= Beginning of Section =
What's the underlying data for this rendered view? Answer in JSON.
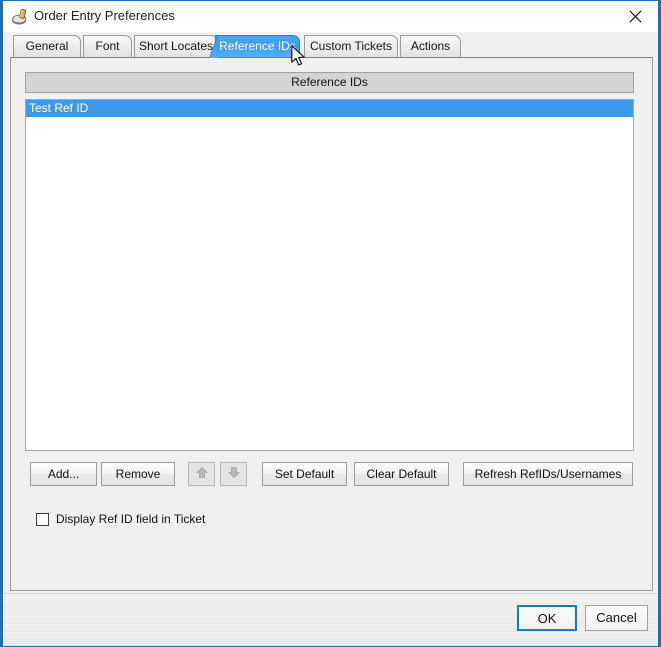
{
  "window": {
    "title": "Order Entry Preferences",
    "icon": "plug-icon",
    "close_icon": "close-icon",
    "border_color": "#1a6fb5"
  },
  "tabs": {
    "items": [
      {
        "label": "General",
        "selected": false
      },
      {
        "label": "Font",
        "selected": false
      },
      {
        "label": "Short Locates",
        "selected": false
      },
      {
        "label": "Reference IDs",
        "selected": true
      },
      {
        "label": "Custom Tickets",
        "selected": false
      },
      {
        "label": "Actions",
        "selected": false
      }
    ],
    "selected_label": "Reference IDs",
    "selected_color": "#3d9cf0"
  },
  "panel": {
    "group_header": "Reference IDs",
    "list": {
      "items": [
        {
          "label": "Test Ref ID",
          "selected": true
        }
      ],
      "selection_color": "#3b99f0"
    },
    "buttons": {
      "add": "Add...",
      "remove": "Remove",
      "move_up": "move-up-icon",
      "move_down": "move-down-icon",
      "set_default": "Set Default",
      "clear_default": "Clear Default",
      "refresh": "Refresh RefIDs/Usernames"
    },
    "checkbox": {
      "label": "Display Ref ID field in Ticket",
      "checked": false
    }
  },
  "footer": {
    "ok": "OK",
    "cancel": "Cancel",
    "focus_color": "#0a7ad6"
  },
  "cursor": {
    "type": "arrow-pointer"
  }
}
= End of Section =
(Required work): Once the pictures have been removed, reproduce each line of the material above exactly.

(Result of this exercise):
What's the underlying data for this rendered view? Answer in JSON.
{
  "window": {
    "title": "Order Entry Preferences",
    "icon": "plug-icon",
    "close_icon": "close-icon",
    "border_color": "#1a6fb5"
  },
  "tabs": {
    "items": [
      {
        "label": "General",
        "selected": false
      },
      {
        "label": "Font",
        "selected": false
      },
      {
        "label": "Short Locates",
        "selected": false
      },
      {
        "label": "Reference IDs",
        "selected": true
      },
      {
        "label": "Custom Tickets",
        "selected": false
      },
      {
        "label": "Actions",
        "selected": false
      }
    ],
    "selected_label": "Reference IDs",
    "selected_color": "#3d9cf0"
  },
  "panel": {
    "group_header": "Reference IDs",
    "list": {
      "items": [
        {
          "label": "Test Ref ID",
          "selected": true
        }
      ],
      "selection_color": "#3b99f0"
    },
    "buttons": {
      "add": "Add...",
      "remove": "Remove",
      "move_up": "move-up-icon",
      "move_down": "move-down-icon",
      "set_default": "Set Default",
      "clear_default": "Clear Default",
      "refresh": "Refresh RefIDs/Usernames"
    },
    "checkbox": {
      "label": "Display Ref ID field in Ticket",
      "checked": false
    }
  },
  "footer": {
    "ok": "OK",
    "cancel": "Cancel",
    "focus_color": "#0a7ad6"
  },
  "cursor": {
    "type": "arrow-pointer"
  }
}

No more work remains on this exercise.